◆ WHAT THIS TASK INVOLVES
Exact copy, pictures omitted: the line holding "Enumerate this screenshot's" and every line after it down to the end of the entries.

◆ PROVIDED MATERIAL

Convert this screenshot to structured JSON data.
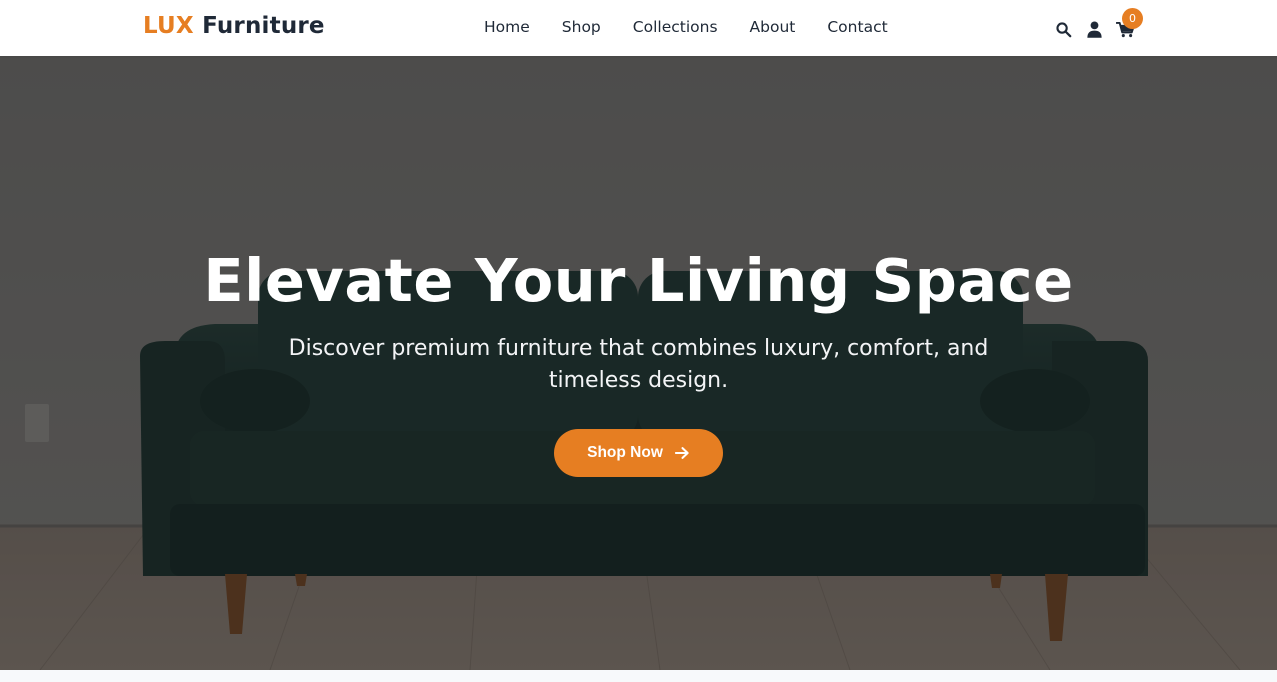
{
  "header": {
    "logo_accent": "LUX",
    "logo_rest": "Furniture",
    "nav": [
      "Home",
      "Shop",
      "Collections",
      "About",
      "Contact"
    ],
    "icons": {
      "search": "search-icon",
      "user": "user-icon",
      "cart": "cart-icon"
    },
    "cart_count": "0"
  },
  "hero": {
    "title": "Elevate Your Living Space",
    "subtitle": "Discover premium furniture that combines luxury, comfort, and timeless design.",
    "cta_label": "Shop Now",
    "cta_icon": "arrow-right-icon"
  },
  "colors": {
    "accent": "#e67e22",
    "text_dark": "#1f2937",
    "hero_overlay": "rgba(0,0,0,0.45)"
  }
}
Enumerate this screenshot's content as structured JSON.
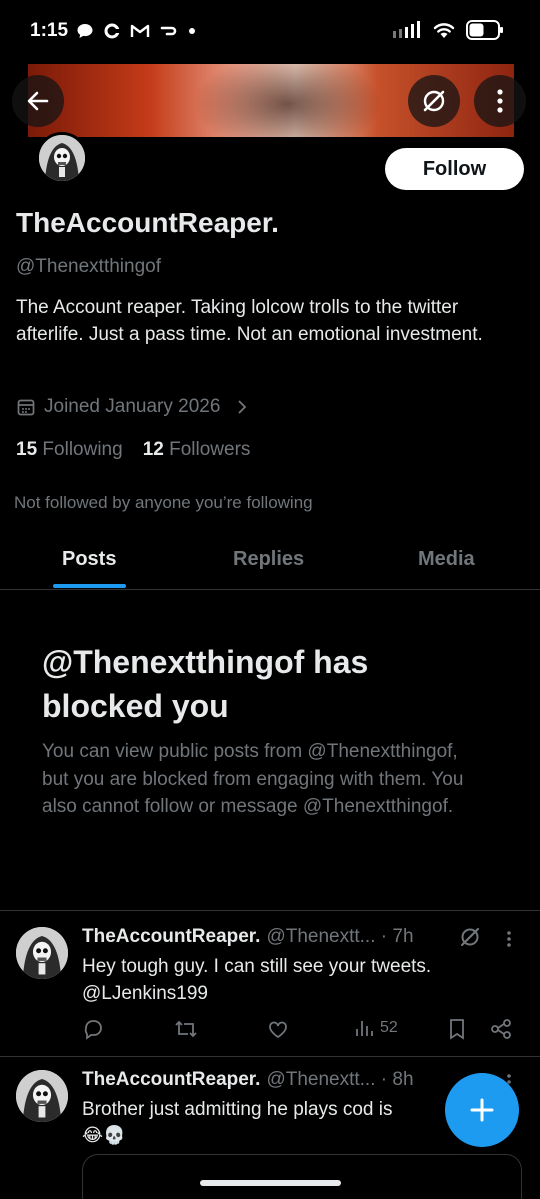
{
  "status_bar": {
    "time": "1:15"
  },
  "profile": {
    "display_name": "TheAccountReaper.",
    "handle": "@Thenextthingof",
    "bio": "The Account reaper. Taking lolcow trolls to the twitter afterlife.  Just a pass time. Not an emotional investment.",
    "joined": "Joined January 2026",
    "following_count": "15",
    "following_label": "Following",
    "followers_count": "12",
    "followers_label": "Followers",
    "not_followed_text": "Not followed by anyone you’re following",
    "follow_button": "Follow"
  },
  "tabs": [
    {
      "label": "Posts",
      "active": true
    },
    {
      "label": "Replies",
      "active": false
    },
    {
      "label": "Media",
      "active": false
    }
  ],
  "blocked_notice": {
    "title": "@Thenextthingof has blocked you",
    "text": "You can view public posts from @Thenextthingof, but you are blocked from engaging with them. You also cannot follow or message @Thenextthingof."
  },
  "tweets": [
    {
      "display_name": "TheAccountReaper.",
      "meta": "@Thenextt... · 7h",
      "text": "Hey tough guy. I can still see your tweets. @LJenkins199",
      "views": "52"
    },
    {
      "display_name": "TheAccountReaper.",
      "meta": "@Thenextt... · 8h",
      "text": "Brother just admitting he plays  cod is",
      "text2": "😂💀"
    }
  ],
  "colors": {
    "accent": "#1d9bf0",
    "muted": "#71767b",
    "text": "#e7e9ea",
    "border": "#2f3336"
  }
}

◆ RESULT OF THE TASK
Enumerate this screenshot's content as structured JSON.
{
  "status_bar": {
    "time": "1:15"
  },
  "profile": {
    "display_name": "TheAccountReaper.",
    "handle": "@Thenextthingof",
    "bio": "The Account reaper. Taking lolcow trolls to the twitter afterlife.  Just a pass time. Not an emotional investment.",
    "joined": "Joined January 2026",
    "following_count": "15",
    "following_label": "Following",
    "followers_count": "12",
    "followers_label": "Followers",
    "not_followed_text": "Not followed by anyone you’re following",
    "follow_button": "Follow"
  },
  "tabs": [
    {
      "label": "Posts",
      "active": true
    },
    {
      "label": "Replies",
      "active": false
    },
    {
      "label": "Media",
      "active": false
    }
  ],
  "blocked_notice": {
    "title": "@Thenextthingof has blocked you",
    "text": "You can view public posts from @Thenextthingof, but you are blocked from engaging with them. You also cannot follow or message @Thenextthingof."
  },
  "tweets": [
    {
      "display_name": "TheAccountReaper.",
      "meta": "@Thenextt... · 7h",
      "text": "Hey tough guy. I can still see your tweets. @LJenkins199",
      "views": "52"
    },
    {
      "display_name": "TheAccountReaper.",
      "meta": "@Thenextt... · 8h",
      "text": "Brother just admitting he plays  cod is",
      "text2": "😂💀"
    }
  ],
  "colors": {
    "accent": "#1d9bf0",
    "muted": "#71767b",
    "text": "#e7e9ea",
    "border": "#2f3336"
  }
}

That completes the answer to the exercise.